The Last Summer of the Death Warriors - Francisco X. Stork
Pages: 344 (ARC)
Release Date: 7th June 2010
Other Titles by this Author: The Way of the Jaguar, Behind the Eyes, Marcelo in the Real World
The Last Summer of the Death Warriors is a novel about the big things we live and die for, and the people who make those things matter. Two teenage boys bound together in a story of death, revenge and the ultimate friendship.
When Pancho arrives at St. Anthony's Home, he knows his time there will be short: If his plans succeed, he'll soon be arrested for the murder of his sister's killer. But then he's assigned to help D.Q., whose brain cancer has slowed neither his spirit nor his mouth.
D.Q. tells Pancho all about his "Death Warrior's Manifesto," which will help him to live out his last days fully--ideally, he says, with the love of the beautiful Marisol.
As Pancho tracks down his sister's murderer, he finds himself falling under the influence of D.Q. and Marisol, who is everything D.Q. said she would be; and he is inexorably drawn to a decision: to honour his sister and her death, or embrace the way of the Death Warrior and choose life.
The Last Summer of the Death Warriors is a funny and uplifting tale of a summer and a friendship that will change the life of two desperate teenage boys.
The title of this book suggests nearly 350 pages of sadness, well, it does to me anyway. And so I was surprised to find a book full of dry humour, hope, anger and revenge with only hints of sadness now and then. The friendship between Pancho and DQ grows slowly and turns into a connection that won’t be easily forgotten by the readers of The Last Summer of the Death Warriors.
What makes this friendship so special is Pancho and DQ. Now they are unforgettable! Pancho is the kind of guy I’d cross the road to avoid: angry, threatening, aggressive and coated in death. But there’s something incredibly attractive in his silence and mysteries. Pancho is the hugest contrast to chirpy, talkative, positive and terminally ill DQ. And yet they need each other to keep them going.
DQ’s Death Warrior Manifesto is what keeps him optimistic a rather hopeless situation and tries to pass it on to Pancho so he can let go of his desire for revenge. And I think that it’s a great manifesto to live by: no whining, embrace life and love everyone and everything. But it’s only great in theory, I doubt I’d be able to keep it up for even a day. I’m way too pessimistic!

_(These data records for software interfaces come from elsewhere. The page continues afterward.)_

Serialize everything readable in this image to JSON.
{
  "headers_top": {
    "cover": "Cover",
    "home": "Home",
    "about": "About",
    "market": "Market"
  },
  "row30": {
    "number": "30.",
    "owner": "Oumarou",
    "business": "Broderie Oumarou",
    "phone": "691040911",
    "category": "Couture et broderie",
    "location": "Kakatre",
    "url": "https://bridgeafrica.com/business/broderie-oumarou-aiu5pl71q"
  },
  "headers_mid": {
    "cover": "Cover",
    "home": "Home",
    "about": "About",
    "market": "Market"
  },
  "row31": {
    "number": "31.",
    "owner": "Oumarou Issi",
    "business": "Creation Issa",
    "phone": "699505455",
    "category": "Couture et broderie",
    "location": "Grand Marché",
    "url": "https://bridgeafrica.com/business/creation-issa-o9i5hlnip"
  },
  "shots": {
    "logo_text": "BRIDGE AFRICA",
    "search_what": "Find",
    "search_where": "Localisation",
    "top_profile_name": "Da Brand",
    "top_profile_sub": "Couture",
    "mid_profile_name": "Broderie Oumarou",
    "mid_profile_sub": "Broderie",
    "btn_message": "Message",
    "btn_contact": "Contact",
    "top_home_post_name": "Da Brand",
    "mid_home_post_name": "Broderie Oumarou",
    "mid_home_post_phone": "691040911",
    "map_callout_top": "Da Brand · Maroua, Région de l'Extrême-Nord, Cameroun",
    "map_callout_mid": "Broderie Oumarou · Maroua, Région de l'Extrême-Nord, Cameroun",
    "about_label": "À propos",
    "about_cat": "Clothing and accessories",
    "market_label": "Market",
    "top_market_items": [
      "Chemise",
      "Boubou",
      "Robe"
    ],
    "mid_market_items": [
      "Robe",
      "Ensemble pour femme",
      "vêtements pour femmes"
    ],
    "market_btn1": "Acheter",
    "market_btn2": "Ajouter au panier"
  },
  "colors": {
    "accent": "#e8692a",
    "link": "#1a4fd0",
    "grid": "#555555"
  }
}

I really enjoyed The Last Summer of the Death Warriors and I’m looking forward to reading more from Francisco X. Stork in the future.
For my 2010 100+ Reading Challenge